Element data from apps and pages:
-- -- --

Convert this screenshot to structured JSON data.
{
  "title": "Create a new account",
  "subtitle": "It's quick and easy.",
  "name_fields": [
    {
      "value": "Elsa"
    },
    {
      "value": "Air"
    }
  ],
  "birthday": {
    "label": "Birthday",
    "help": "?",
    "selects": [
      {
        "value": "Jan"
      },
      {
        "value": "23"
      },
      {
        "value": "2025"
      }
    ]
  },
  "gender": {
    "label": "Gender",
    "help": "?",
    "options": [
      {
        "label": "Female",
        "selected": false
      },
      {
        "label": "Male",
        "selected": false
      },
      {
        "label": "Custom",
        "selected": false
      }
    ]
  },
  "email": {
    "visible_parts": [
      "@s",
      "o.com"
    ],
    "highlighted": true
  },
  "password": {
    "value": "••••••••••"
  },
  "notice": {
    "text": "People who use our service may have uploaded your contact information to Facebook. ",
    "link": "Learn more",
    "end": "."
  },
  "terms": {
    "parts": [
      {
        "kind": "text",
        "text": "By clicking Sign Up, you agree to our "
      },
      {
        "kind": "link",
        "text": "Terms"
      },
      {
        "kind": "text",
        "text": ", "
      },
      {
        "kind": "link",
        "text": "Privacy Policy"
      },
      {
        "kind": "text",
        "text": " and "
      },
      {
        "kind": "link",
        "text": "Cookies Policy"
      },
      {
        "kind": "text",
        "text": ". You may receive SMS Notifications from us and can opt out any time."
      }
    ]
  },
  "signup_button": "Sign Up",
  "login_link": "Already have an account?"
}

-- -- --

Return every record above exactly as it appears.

* Answer space:
Convert this screenshot to structured JSON data.
{
  "title": "Create a new account",
  "subtitle": "It's quick and easy.",
  "name_fields": [
    {
      "value": "Elsa"
    },
    {
      "value": "Air"
    }
  ],
  "birthday": {
    "label": "Birthday",
    "help": "?",
    "selects": [
      {
        "value": "Jan"
      },
      {
        "value": "23"
      },
      {
        "value": "2025"
      }
    ]
  },
  "gender": {
    "label": "Gender",
    "help": "?",
    "options": [
      {
        "label": "Female",
        "selected": false
      },
      {
        "label": "Male",
        "selected": false
      },
      {
        "label": "Custom",
        "selected": false
      }
    ]
  },
  "email": {
    "visible_parts": [
      "@s",
      "o.com"
    ],
    "highlighted": true
  },
  "password": {
    "value": "••••••••••"
  },
  "notice": {
    "text": "People who use our service may have uploaded your contact information to Facebook. ",
    "link": "Learn more",
    "end": "."
  },
  "terms": {
    "parts": [
      {
        "kind": "text",
        "text": "By clicking Sign Up, you agree to our "
      },
      {
        "kind": "link",
        "text": "Terms"
      },
      {
        "kind": "text",
        "text": ", "
      },
      {
        "kind": "link",
        "text": "Privacy Policy"
      },
      {
        "kind": "text",
        "text": " and "
      },
      {
        "kind": "link",
        "text": "Cookies Policy"
      },
      {
        "kind": "text",
        "text": ". You may receive SMS Notifications from us and can opt out any time."
      }
    ]
  },
  "signup_button": "Sign Up",
  "login_link": "Already have an account?"
}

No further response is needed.